*** Opening of Dataset records ***

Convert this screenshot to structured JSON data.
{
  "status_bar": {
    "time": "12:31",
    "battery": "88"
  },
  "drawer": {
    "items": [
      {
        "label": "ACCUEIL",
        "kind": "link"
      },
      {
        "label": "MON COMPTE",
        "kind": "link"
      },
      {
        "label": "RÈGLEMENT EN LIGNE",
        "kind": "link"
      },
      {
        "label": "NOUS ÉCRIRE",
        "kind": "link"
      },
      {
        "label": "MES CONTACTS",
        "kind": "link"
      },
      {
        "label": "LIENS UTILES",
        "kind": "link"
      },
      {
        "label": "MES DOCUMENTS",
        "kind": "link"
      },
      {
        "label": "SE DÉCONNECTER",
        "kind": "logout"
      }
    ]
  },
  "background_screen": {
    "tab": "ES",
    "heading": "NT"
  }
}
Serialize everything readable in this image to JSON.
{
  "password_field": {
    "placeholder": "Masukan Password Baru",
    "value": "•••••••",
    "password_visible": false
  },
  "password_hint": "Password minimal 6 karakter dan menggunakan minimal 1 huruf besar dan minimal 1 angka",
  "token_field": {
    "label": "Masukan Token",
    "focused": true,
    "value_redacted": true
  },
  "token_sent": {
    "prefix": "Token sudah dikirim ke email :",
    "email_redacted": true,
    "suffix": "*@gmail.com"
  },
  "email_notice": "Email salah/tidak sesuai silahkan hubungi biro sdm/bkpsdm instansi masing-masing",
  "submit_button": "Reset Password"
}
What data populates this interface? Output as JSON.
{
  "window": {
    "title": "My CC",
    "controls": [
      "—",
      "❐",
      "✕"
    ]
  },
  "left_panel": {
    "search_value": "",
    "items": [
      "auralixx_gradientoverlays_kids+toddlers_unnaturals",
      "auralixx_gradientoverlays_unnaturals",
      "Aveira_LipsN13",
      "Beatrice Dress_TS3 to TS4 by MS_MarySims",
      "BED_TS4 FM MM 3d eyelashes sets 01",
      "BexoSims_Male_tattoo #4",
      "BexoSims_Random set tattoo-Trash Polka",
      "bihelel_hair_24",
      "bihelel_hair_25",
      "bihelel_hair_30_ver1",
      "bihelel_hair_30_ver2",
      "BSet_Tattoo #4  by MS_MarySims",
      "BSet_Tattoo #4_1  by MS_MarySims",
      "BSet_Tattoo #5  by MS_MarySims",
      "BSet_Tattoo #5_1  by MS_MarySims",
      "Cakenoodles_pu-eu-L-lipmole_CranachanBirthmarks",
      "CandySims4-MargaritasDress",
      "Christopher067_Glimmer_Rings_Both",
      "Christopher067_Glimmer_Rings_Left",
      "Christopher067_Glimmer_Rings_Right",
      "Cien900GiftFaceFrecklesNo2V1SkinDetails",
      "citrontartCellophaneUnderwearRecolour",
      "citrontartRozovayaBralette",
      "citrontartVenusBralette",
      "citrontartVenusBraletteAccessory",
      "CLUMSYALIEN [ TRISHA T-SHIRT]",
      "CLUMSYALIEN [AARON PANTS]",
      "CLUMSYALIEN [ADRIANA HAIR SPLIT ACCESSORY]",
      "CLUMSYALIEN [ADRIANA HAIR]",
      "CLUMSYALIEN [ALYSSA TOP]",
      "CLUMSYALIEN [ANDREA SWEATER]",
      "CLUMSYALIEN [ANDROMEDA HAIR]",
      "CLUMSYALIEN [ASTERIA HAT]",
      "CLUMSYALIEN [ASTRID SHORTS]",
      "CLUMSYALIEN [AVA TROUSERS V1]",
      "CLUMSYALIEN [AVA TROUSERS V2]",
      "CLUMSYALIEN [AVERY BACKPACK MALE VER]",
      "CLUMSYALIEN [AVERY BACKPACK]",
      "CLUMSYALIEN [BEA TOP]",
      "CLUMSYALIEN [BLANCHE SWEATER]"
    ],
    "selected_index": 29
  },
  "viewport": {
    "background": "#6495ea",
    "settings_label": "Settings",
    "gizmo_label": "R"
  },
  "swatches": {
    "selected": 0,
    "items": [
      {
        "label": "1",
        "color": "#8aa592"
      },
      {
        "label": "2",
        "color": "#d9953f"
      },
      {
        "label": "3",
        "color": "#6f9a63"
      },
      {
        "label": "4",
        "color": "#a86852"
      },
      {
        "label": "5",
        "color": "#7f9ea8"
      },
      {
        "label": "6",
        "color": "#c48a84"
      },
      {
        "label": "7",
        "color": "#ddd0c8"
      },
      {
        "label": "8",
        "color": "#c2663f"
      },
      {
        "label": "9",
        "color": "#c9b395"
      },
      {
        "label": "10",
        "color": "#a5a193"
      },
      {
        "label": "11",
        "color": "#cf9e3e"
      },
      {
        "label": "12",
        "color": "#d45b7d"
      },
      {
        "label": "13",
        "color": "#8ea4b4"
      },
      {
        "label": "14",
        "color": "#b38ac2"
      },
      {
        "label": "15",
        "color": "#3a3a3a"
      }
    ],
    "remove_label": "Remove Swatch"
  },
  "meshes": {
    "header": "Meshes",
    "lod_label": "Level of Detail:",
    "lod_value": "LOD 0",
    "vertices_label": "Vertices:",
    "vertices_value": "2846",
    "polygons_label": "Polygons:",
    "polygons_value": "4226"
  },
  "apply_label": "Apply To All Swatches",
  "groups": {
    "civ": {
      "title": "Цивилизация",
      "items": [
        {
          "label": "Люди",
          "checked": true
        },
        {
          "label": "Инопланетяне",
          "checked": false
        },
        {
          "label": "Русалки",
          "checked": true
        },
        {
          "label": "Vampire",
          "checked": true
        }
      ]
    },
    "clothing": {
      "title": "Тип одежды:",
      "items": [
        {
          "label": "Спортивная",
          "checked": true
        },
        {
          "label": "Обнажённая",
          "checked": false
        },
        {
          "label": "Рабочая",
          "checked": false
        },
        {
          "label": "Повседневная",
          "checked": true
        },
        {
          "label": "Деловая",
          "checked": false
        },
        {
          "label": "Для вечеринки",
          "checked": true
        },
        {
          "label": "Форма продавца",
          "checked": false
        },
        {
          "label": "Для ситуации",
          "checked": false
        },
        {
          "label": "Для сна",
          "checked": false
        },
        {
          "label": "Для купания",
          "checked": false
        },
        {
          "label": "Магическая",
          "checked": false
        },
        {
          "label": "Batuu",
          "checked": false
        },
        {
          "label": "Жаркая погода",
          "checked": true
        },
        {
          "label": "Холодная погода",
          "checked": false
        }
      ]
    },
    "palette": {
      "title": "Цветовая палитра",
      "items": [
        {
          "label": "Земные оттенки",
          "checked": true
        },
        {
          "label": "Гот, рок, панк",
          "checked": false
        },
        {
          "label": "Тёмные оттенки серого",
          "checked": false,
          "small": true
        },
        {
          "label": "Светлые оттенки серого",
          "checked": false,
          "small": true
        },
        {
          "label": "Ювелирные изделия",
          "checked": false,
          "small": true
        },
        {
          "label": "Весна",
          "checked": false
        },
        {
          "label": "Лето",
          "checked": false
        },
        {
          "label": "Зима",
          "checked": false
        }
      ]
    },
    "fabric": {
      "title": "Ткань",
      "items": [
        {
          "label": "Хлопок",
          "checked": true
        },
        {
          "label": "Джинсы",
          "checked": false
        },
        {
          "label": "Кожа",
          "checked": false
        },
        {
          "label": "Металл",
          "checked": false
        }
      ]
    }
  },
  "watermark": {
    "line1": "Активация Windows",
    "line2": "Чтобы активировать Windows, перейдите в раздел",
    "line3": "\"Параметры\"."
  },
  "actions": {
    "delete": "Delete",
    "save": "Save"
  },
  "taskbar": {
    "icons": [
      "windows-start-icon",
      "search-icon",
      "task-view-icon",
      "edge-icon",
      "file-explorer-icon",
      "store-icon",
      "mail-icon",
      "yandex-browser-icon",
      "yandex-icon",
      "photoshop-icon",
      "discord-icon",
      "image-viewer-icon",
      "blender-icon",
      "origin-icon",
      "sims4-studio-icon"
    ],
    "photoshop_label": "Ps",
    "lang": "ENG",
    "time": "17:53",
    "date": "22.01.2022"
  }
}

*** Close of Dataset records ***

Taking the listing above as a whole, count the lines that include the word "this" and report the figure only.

▸ Output of the task
3